About this exercise =>
A word-for-word restatement of the data is what is needed.

Given entries =>
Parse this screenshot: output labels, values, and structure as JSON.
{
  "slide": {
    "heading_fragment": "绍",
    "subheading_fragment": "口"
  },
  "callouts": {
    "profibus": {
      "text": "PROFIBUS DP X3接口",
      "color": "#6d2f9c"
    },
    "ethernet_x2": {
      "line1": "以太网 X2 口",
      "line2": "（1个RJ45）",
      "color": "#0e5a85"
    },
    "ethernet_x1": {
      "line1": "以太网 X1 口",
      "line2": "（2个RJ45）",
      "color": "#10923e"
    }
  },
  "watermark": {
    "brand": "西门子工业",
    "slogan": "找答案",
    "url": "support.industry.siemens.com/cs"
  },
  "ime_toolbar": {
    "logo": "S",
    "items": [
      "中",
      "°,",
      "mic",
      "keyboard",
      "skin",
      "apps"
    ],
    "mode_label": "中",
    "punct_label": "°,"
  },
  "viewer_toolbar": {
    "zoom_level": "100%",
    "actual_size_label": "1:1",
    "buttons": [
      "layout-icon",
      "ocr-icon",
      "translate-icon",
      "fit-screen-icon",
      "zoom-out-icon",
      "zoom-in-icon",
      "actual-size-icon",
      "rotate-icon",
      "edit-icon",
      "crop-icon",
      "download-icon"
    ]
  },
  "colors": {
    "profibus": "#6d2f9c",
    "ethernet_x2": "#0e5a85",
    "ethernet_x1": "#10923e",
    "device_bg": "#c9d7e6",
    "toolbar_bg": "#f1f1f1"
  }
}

Task output =>
Parse this screenshot: output labels, values, and structure as JSON.
{
  "slide": {
    "heading_fragment": "绍",
    "subheading_fragment": "口"
  },
  "callouts": {
    "profibus": {
      "text": "PROFIBUS DP X3接口",
      "color": "#6d2f9c"
    },
    "ethernet_x2": {
      "line1": "以太网 X2 口",
      "line2": "（1个RJ45）",
      "color": "#0e5a85"
    },
    "ethernet_x1": {
      "line1": "以太网 X1 口",
      "line2": "（2个RJ45）",
      "color": "#10923e"
    }
  },
  "watermark": {
    "brand": "西门子工业",
    "slogan": "找答案",
    "url": "support.industry.siemens.com/cs"
  },
  "ime_toolbar": {
    "logo": "S",
    "items": [
      "中",
      "°,",
      "mic",
      "keyboard",
      "skin",
      "apps"
    ],
    "mode_label": "中",
    "punct_label": "°,"
  },
  "viewer_toolbar": {
    "zoom_level": "100%",
    "actual_size_label": "1:1",
    "buttons": [
      "layout-icon",
      "ocr-icon",
      "translate-icon",
      "fit-screen-icon",
      "zoom-out-icon",
      "zoom-in-icon",
      "actual-size-icon",
      "rotate-icon",
      "edit-icon",
      "crop-icon",
      "download-icon"
    ]
  },
  "colors": {
    "profibus": "#6d2f9c",
    "ethernet_x2": "#0e5a85",
    "ethernet_x1": "#10923e",
    "device_bg": "#c9d7e6",
    "toolbar_bg": "#f1f1f1"
  }
}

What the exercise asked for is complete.